[What is required]: Give the count of lines in the data that include the string "JSON", with no added remarks.

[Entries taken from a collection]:
=== Begin Enclosure ===

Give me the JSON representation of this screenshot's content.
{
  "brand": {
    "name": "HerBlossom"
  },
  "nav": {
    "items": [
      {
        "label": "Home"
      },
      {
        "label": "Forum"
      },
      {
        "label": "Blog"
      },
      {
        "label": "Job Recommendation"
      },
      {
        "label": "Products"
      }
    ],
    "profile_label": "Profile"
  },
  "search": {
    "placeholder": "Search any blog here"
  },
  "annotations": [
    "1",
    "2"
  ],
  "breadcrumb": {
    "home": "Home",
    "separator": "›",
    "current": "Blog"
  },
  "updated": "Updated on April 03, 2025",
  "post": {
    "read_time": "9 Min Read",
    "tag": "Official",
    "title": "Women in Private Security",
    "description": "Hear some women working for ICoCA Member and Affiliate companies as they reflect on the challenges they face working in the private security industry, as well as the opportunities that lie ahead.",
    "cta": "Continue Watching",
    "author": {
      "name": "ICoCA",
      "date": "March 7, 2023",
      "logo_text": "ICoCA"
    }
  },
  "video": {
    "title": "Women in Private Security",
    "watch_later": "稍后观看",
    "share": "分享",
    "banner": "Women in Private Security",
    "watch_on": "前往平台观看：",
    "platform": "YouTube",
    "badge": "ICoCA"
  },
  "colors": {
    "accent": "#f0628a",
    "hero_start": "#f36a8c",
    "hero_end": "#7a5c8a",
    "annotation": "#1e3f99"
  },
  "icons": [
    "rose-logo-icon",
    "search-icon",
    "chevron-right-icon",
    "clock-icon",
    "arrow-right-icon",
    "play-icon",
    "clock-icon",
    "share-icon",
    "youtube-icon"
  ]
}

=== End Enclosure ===
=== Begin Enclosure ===

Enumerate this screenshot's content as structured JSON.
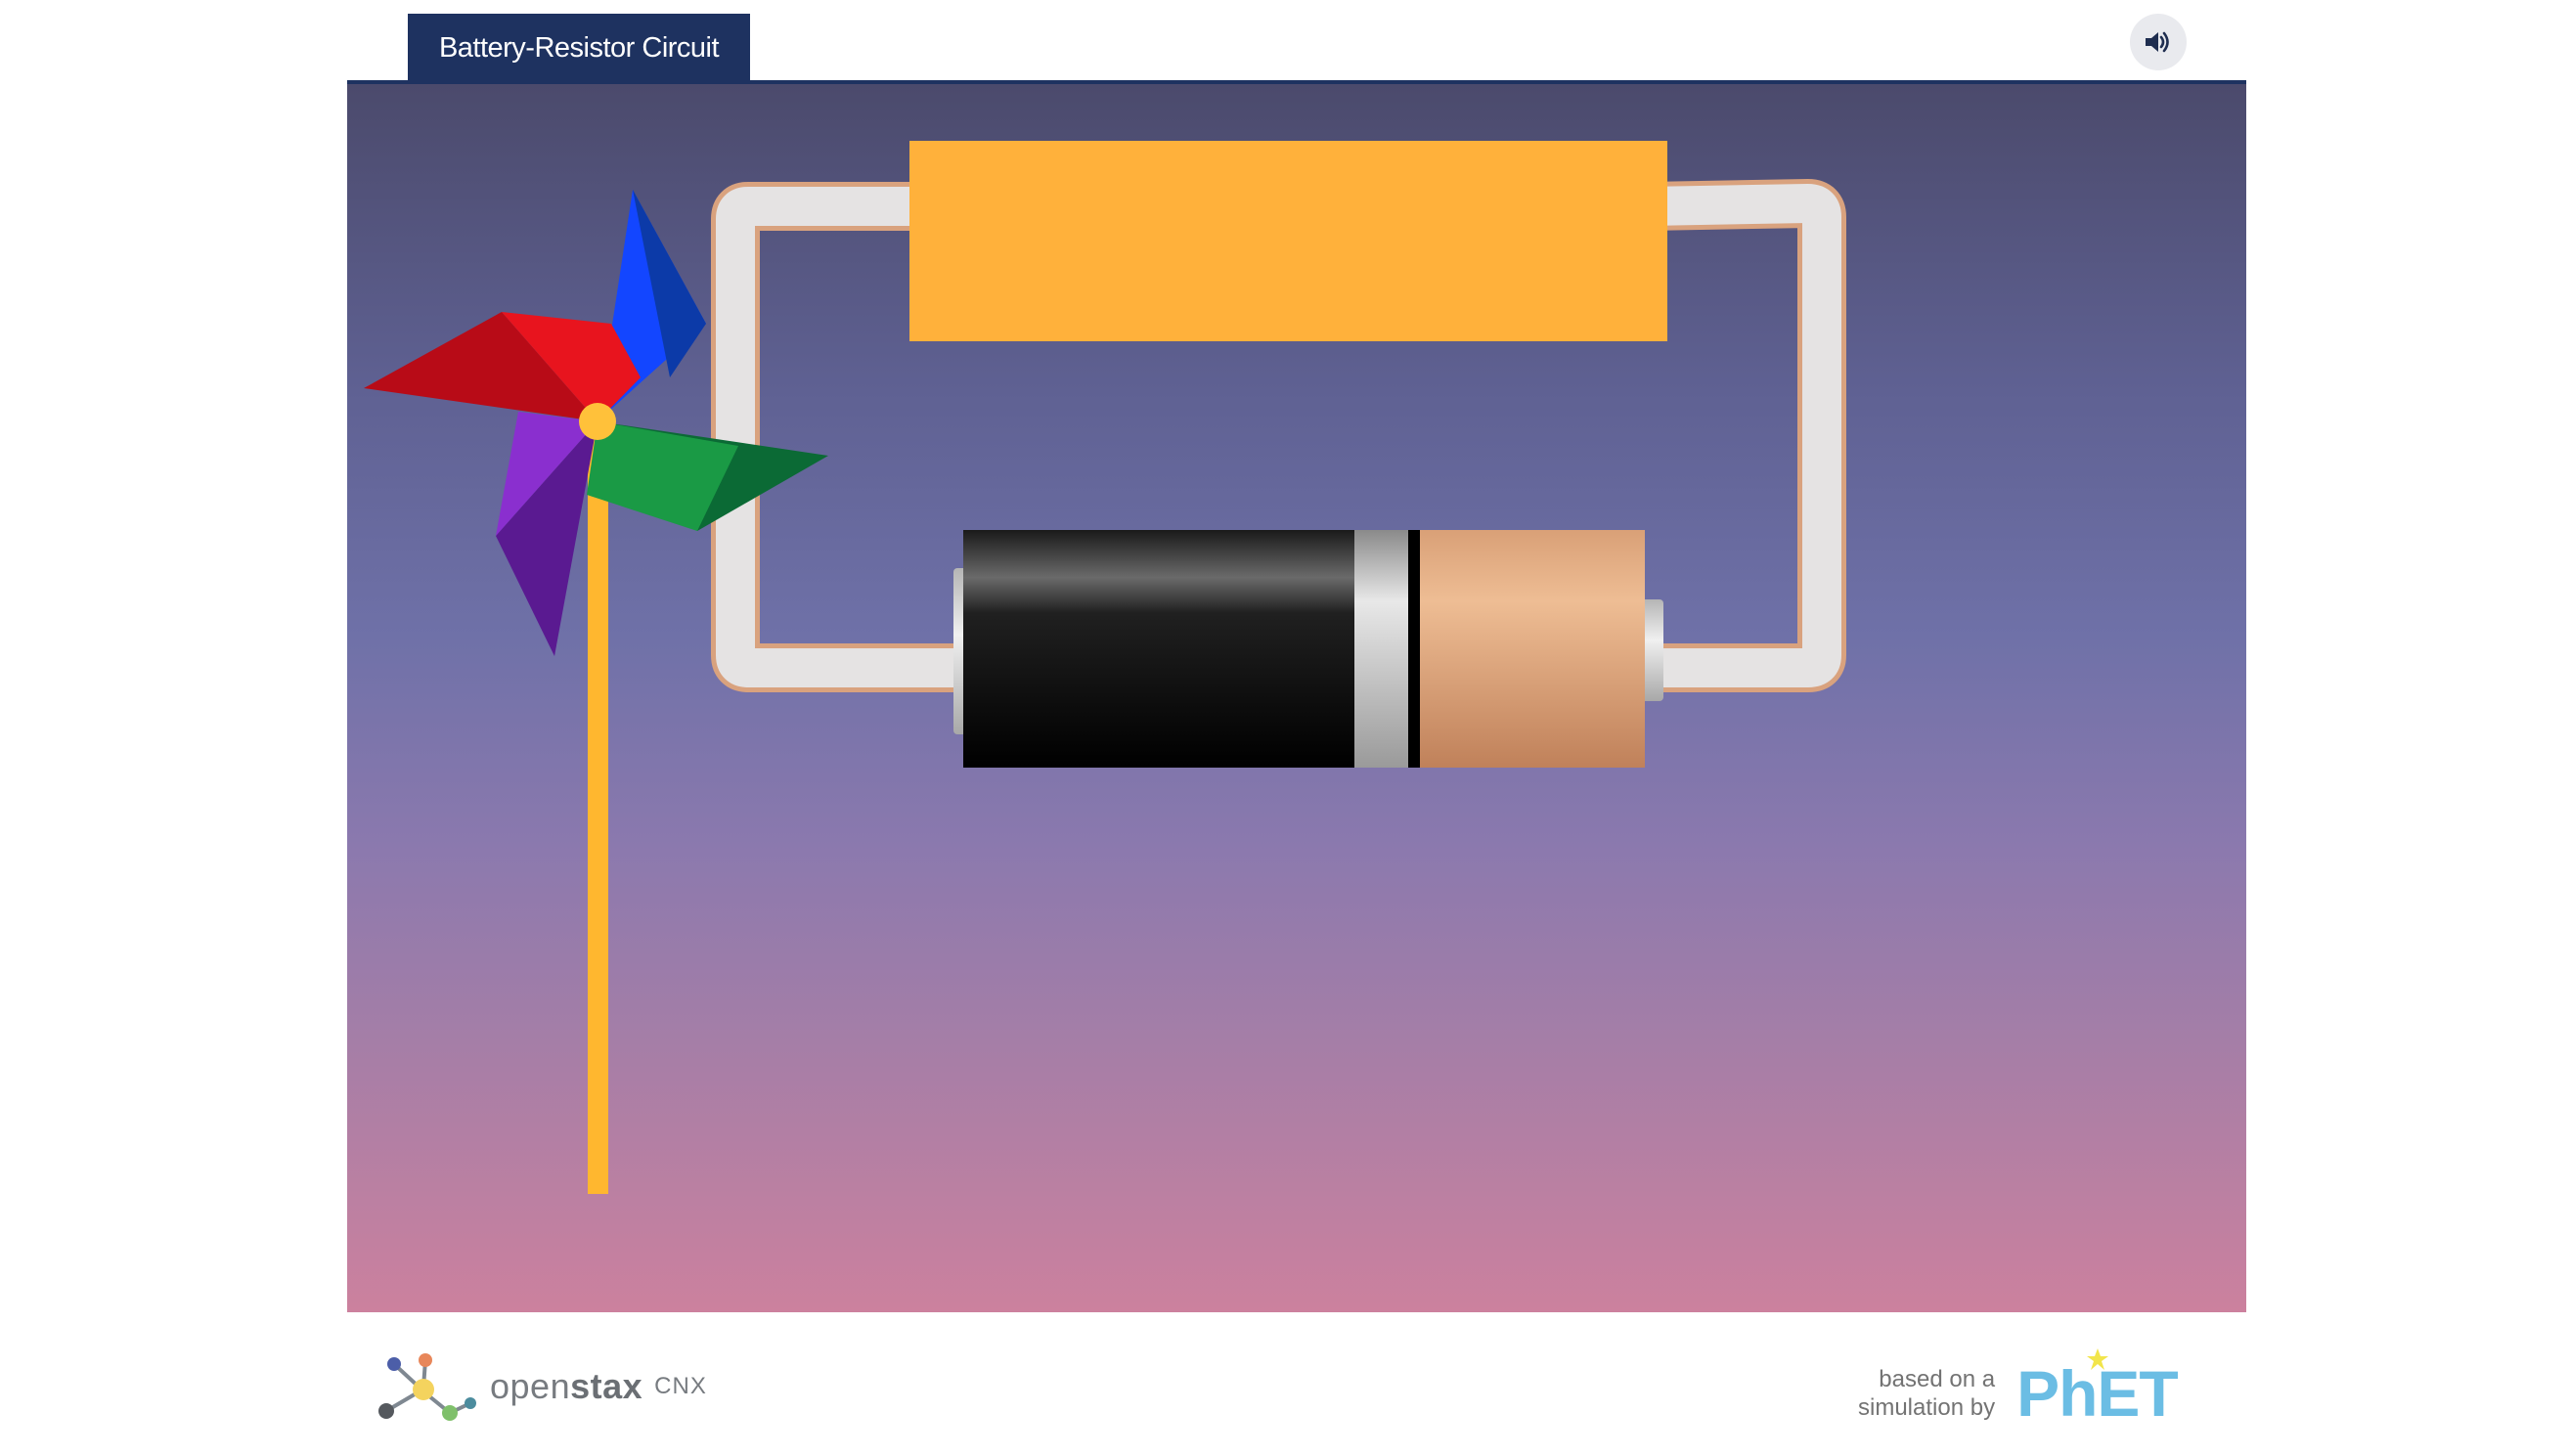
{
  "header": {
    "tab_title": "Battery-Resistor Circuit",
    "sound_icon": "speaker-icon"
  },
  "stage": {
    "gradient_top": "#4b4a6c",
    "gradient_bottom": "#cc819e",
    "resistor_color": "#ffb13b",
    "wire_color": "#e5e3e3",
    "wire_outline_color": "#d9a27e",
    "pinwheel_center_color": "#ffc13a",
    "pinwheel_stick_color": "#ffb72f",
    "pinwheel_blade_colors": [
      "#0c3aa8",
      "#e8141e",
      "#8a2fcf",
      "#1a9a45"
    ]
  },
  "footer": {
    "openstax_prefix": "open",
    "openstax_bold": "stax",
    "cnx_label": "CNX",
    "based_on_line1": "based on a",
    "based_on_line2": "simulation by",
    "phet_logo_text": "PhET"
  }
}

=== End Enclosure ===
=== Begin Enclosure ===

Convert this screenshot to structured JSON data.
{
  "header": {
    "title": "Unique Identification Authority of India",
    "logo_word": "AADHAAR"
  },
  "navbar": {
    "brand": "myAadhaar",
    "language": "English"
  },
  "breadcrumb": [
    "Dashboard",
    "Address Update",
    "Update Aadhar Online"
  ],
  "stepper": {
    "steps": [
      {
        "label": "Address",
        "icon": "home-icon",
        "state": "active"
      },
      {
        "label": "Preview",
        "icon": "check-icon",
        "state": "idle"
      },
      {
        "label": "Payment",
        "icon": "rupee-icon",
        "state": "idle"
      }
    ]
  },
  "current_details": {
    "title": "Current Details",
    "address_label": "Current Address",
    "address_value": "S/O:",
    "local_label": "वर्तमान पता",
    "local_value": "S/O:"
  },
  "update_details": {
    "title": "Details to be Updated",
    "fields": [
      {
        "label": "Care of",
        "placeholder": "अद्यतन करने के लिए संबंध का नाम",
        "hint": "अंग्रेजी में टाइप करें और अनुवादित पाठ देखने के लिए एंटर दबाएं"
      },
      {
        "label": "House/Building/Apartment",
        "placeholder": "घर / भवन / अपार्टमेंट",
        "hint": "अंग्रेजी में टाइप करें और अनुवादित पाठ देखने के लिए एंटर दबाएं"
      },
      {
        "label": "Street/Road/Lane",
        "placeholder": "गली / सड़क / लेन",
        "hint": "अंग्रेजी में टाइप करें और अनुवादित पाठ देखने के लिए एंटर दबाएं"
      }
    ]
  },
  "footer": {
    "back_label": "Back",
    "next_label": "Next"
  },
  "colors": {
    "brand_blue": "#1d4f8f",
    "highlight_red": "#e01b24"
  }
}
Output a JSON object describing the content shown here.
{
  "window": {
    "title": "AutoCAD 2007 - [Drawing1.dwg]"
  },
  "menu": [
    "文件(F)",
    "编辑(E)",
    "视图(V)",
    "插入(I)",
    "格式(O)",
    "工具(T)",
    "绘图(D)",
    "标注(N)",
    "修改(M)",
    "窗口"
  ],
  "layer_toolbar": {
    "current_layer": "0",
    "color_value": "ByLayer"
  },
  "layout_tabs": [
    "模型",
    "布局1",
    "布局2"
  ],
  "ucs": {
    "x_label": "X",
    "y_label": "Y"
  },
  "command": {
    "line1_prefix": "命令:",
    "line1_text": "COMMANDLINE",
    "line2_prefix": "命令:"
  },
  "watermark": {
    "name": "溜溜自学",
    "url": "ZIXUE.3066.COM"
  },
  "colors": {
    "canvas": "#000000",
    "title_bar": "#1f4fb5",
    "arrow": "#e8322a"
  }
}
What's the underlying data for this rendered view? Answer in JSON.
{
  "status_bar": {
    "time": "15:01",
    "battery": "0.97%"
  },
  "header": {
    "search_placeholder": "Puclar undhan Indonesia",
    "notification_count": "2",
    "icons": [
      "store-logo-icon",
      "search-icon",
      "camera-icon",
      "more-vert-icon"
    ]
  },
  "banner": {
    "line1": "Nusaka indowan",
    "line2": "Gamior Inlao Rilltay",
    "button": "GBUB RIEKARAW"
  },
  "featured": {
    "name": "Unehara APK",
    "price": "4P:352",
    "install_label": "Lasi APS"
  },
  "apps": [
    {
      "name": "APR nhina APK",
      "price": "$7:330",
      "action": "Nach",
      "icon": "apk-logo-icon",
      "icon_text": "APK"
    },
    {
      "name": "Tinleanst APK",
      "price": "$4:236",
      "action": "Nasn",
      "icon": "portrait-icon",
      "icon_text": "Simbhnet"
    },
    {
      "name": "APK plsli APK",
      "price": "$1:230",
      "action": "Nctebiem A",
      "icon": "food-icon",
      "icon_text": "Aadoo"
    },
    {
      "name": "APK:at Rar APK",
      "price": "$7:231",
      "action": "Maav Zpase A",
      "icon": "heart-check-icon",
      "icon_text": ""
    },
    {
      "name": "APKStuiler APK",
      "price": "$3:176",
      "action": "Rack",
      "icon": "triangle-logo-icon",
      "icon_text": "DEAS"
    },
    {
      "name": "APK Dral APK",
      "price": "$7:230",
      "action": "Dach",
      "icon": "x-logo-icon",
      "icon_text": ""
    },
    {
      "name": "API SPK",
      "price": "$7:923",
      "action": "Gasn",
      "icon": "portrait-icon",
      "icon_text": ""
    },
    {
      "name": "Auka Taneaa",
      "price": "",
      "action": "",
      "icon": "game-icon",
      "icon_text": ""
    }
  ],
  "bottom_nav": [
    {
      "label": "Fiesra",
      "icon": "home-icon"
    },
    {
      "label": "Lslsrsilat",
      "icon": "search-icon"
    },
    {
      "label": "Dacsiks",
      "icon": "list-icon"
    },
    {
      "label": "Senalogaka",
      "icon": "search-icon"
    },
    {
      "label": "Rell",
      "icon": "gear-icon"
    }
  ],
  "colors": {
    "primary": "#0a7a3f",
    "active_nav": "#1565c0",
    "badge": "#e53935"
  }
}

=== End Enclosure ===

[Answer to the problem]: 5